-- Recorded information --
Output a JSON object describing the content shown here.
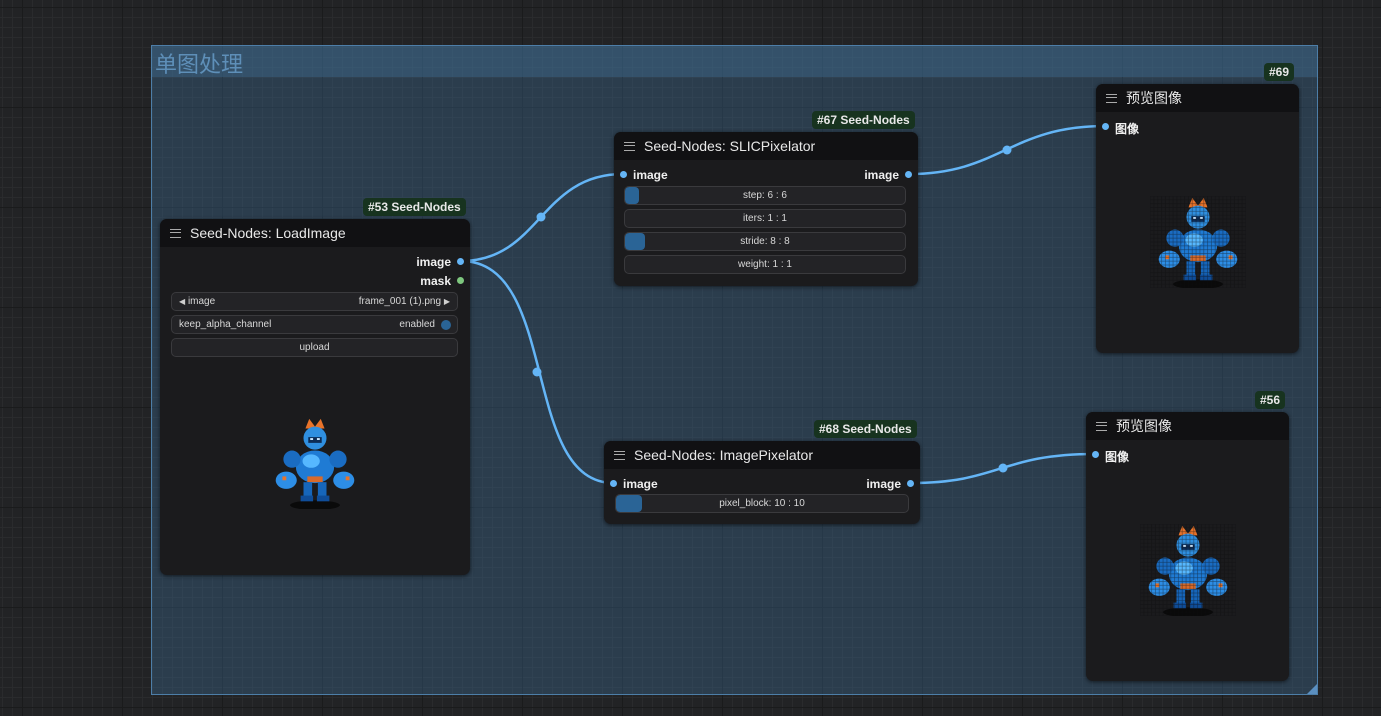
{
  "group": {
    "title": "单图处理"
  },
  "nodes": {
    "load_image": {
      "badge": "#53 Seed-Nodes",
      "title": "Seed-Nodes: LoadImage",
      "outputs": [
        "image",
        "mask"
      ],
      "widgets": {
        "image": {
          "label": "image",
          "value": "frame_001 (1).png"
        },
        "keep_alpha_channel": {
          "label": "keep_alpha_channel",
          "value": "enabled"
        },
        "upload": {
          "label": "upload"
        }
      }
    },
    "slic": {
      "badge": "#67 Seed-Nodes",
      "title": "Seed-Nodes: SLICPixelator",
      "input": "image",
      "output": "image",
      "widgets": [
        {
          "text": "step: 6 : 6",
          "fraction": 0.05
        },
        {
          "text": "iters: 1 : 1",
          "fraction": 0.0
        },
        {
          "text": "stride: 8 : 8",
          "fraction": 0.07
        },
        {
          "text": "weight: 1 : 1",
          "fraction": 0.0
        }
      ]
    },
    "image_pixelator": {
      "badge": "#68 Seed-Nodes",
      "title": "Seed-Nodes: ImagePixelator",
      "input": "image",
      "output": "image",
      "widgets": [
        {
          "text": "pixel_block: 10 : 10",
          "fraction": 0.09
        }
      ]
    },
    "preview_69": {
      "badge": "#69",
      "title": "预览图像",
      "input": "图像"
    },
    "preview_56": {
      "badge": "#56",
      "title": "预览图像",
      "input": "图像"
    }
  },
  "colors": {
    "link": "#64b5f6",
    "group": "#3a6991",
    "badge_bg": "#17331f",
    "widget_fill": "#2a6496"
  },
  "icons": [
    "menu-icon",
    "arrow-left-icon",
    "arrow-right-icon",
    "toggle-dot-icon",
    "robot-sprite-image"
  ]
}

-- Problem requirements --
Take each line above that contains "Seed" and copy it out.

-- The completed task --
      "badge": "#53 Seed-Nodes",
      "title": "Seed-Nodes: LoadImage",
      "badge": "#67 Seed-Nodes",
      "title": "Seed-Nodes: SLICPixelator",
      "badge": "#68 Seed-Nodes",
      "title": "Seed-Nodes: ImagePixelator",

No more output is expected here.